PhD (Doctor of Philosophy)
David R. Soll
Candida albicans is the most common fungal pathogen that infects humans. The research described in this thesis focuses on an in-depth characterization of the regulatory pathways controlling white-opaque switching, mating and biofilm formation, and the relationships among these programs in this pathogen. It was demonstrated in 2006 that minority opaque cells of C. albicans release pheromone to signal majority white cells of the opposite mating type to form enhanced biofilms. The white cell biofilms in turn facilitate opaque cell chemotropism, an essential step in mating. The white cell response is a general characteristic of C. albicans, occurring in all tested strains and in all common lab media.
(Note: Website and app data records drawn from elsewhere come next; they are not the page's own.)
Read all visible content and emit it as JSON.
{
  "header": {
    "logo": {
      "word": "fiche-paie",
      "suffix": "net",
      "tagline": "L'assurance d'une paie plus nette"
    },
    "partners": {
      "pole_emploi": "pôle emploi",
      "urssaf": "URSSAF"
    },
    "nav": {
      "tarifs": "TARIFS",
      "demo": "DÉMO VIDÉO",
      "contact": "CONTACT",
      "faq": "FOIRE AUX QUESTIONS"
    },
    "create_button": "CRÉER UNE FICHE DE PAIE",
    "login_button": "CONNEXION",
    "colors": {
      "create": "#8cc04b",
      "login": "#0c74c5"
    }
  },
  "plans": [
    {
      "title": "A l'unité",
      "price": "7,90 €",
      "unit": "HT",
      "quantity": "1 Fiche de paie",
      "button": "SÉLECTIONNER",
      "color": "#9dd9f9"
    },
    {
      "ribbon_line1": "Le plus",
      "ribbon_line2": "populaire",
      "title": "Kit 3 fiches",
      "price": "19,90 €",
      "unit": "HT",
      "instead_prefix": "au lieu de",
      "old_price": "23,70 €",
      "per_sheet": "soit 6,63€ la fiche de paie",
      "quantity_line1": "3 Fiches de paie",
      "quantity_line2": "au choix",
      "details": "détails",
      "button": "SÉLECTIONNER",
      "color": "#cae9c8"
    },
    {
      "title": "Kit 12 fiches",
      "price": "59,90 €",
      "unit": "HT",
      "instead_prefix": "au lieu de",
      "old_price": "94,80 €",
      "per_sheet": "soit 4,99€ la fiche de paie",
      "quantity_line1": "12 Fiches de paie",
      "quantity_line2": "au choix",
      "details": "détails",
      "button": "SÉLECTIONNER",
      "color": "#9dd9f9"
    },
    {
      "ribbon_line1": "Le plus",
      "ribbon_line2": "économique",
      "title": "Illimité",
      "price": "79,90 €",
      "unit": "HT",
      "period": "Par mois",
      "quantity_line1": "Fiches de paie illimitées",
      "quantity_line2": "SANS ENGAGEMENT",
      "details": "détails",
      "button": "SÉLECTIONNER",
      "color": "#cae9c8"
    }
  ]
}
By generation of deletion mutants of select genes in the opaque cell mating pathway, it was demonstrated that the pathway regulating the white cell response shares all of the components of the opaque mating pathway, from the pheromone receptor through the MAP kinase cascade with the exception of the downstream transcription factor. In addition, it was demonstrated that a C. albicans-specific region in the first intracellular loop, IC1, of the α-pheromone receptor is required for the white, but not the opaque, pheromone response. Furthermore, the cis-acting element in the promoters of genes induced by pheromone in white cells was identified. The white-specific pheromone response element, WPRE, is important for the regulation of the white pheromone response and induction of white-specific genes by pheromone. Finally, based on a misexpression library screening of transcription factors previously implicated in adhesion, cell wall biogenesis, filamentation or biofilm formation, the transcription factor Tec1 was identified to be the key regulator in the white pheromone response pathway. Tec1 binds to the WPRE in the promoters of genes induced by pheromone in white cells to mediate the white cell response. The white pheromone response pathway appears to be a relatively young pathway that borrowed the upstream components from the opaque mating pathway, the transcription factor from the ancestral filamentation pathway, and the downstream genes from the pathway regulating biofilm formation in a/α cells of C. albicans. Therefore, the configuration of the white response pathway provides a unique glimpse and possibly a paradigm for the evolution of signal transduction pathways in eukaryotes.
biofilm, Candida albicans, disease, evolution, gene regulation, switching
xviii, 471 pages
Includes bibliographical references (pages 430-471).
Copyright 2010 Nidhi Sahni